I prefer a lesser amount of translucency for my silicone human puppets - but would go the full translucent effect if I had to make a jellyfish.  I put more pigment in the outer skin layers when I cast my silicone heads, it's not just the paint added on after.  I'd be just as happy sticking with foam latex for all my puppets, if it weren't for the wrinkling, which is fine for some characters and a disaster for others.

From the stills and trailer I've seen, Norman's  face is generally a bit slicker than I like for puppets, the translucency is just one aspect of that.  I found the Coraline to be too slick and similar in style to several cgi film characters as well,  so it's just a personal taste.  I think I also like the look of the zombies better.  Can't say more until I can actually see PN on the big screen in all its glory.  

There is a practical reason for going a bit more opaque too - easier to hide armature wire close to the skin.  And with a clear cast, whatever it's made of, it's a lot harder to do repairs and patch holes without it showing.  
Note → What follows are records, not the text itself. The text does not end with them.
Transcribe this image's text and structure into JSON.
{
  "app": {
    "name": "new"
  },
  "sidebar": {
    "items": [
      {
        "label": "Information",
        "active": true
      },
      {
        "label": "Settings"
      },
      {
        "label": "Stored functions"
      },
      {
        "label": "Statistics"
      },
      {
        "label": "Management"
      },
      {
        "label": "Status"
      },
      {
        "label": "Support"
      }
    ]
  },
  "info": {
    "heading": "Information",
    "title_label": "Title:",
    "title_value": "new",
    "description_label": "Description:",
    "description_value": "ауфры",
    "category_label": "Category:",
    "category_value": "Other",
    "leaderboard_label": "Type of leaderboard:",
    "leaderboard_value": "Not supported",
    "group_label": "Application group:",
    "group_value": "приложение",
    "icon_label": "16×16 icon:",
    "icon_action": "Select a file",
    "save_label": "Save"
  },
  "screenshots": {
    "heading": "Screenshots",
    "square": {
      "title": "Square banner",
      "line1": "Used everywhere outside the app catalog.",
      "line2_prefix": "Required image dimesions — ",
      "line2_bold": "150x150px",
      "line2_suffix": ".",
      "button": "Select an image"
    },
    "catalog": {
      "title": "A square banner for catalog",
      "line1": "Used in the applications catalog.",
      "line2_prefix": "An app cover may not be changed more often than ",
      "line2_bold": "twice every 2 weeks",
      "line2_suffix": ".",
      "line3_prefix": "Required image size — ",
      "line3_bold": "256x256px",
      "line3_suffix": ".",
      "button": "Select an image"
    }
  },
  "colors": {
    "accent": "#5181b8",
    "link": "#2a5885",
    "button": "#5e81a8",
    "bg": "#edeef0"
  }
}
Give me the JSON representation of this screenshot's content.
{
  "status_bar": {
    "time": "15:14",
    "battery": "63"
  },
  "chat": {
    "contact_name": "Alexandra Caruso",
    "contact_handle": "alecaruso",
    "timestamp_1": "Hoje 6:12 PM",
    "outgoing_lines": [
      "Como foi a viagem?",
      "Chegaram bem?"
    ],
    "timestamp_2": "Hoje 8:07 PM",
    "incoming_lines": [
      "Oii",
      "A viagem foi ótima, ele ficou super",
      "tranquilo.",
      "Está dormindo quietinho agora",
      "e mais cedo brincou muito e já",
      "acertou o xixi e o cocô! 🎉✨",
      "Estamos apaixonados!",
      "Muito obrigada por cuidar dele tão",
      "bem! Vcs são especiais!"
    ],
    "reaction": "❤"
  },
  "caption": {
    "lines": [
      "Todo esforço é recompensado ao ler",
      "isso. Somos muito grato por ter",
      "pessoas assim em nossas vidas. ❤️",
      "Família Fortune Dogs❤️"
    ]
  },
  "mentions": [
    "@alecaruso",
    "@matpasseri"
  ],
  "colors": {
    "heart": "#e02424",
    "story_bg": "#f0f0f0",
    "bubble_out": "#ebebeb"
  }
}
Awww, welcome to the conversation, Nick!

Grecodan- I thought it was pretty funny when the mom wore lip gloss. This saggy-cheeked, sad-eyed, swollen-necked little lady, with lip gloss. Seeing that character was like people-watching at Wal-Mart. This post has a lot of hyphens.

God damn spoilers...!

Hey, I'm not talkin' about anything you can't see in the trailers!

StopmoNick said:

From the stills and trailer I've seen, Norman's  face is generally a bit slicker than I like for puppets, the translucency is just one aspect of that.  I found the Coraline to be too slick and similar in style to several cgi film characters as well,  so it's just a personal taste.  I think I also like the look of the zombies better.  Can't say more until I can actually see PN on the big screen in all its glory.
When I saw Coraline I didn't know that it was stop-motion (I guess I was living under a rock), I thought it was CGI. I guess the amazing facial performances made it hard for me to believe it was stop-mo.
The facial animation in both Paranorman and Coraline does look a bit CGIish to me. I'm not sure if it is because the faces were designed and posed via computer or if it's just because the range of expressions is much greater than I was expecting.
I hesitated to mention this because these films are such incredible achievements. I guess I really intend this as an observation, not a criticism.

Reply to Discussion



basic stopmo discussion

experienced animators looking to improve

animation camera, lighting and moco rigs

animation tool and rigging discussion

frame capture, editing, and post-production

script, storyboarding and storyreel discussion

lip-sync, sound effects and music

discuss your stopmo film

ball & socket and wire armature discussion

metalwork tool & talk

sculpture information and advice

materials, patterns and technique

foam, silicone and resin

clay puppet construction

other puppet fabrication issues

set design and construction information

miniature prop discussion

glass matte paintings and backgrounds









post here if you are looking for talent to hire

stop motion items for sale

general discussion

report bugs, comments and suggestions here

Latest Activity

Evan DeRushie replied to Miguel Angel "Chiyu" Helu's discussion Missing sound - export via After Effects
"Dragonframe doesn't attach audio to your RAW frames. It can only attach your audio when you…"
14 hours ago
Janine replied to Herb Fabits's discussion Stop Motion build up Puppet Tutorial
"Hi, thank you for sharing your knowledge. I have watched the tutorial and I must say that you did a…"
18 hours ago
Hannah Thomas posted blog posts
23 hours ago
StopmoNick replied to Miguel Angel "Chiyu" Helu's discussion Missing sound - export via After Effects
"The sound is only there in Dragonframe to help you animate.   I don't think it attaches…"

the inventor

© 2020   Created by Anthony Scott.   Powered by

Badges  |  Report an Issue  |  Terms of Service

.xg_widget_forum_index_index .xg_column.xg_span-7.xg_last {display:none;} .xg_widget_forum_topic_listForCategory .xg_column.xg_span-7.xg_last {display:none;} .xg_widget_forum_topic_show .xg_column.xg_span-7.xg_last {display:none;}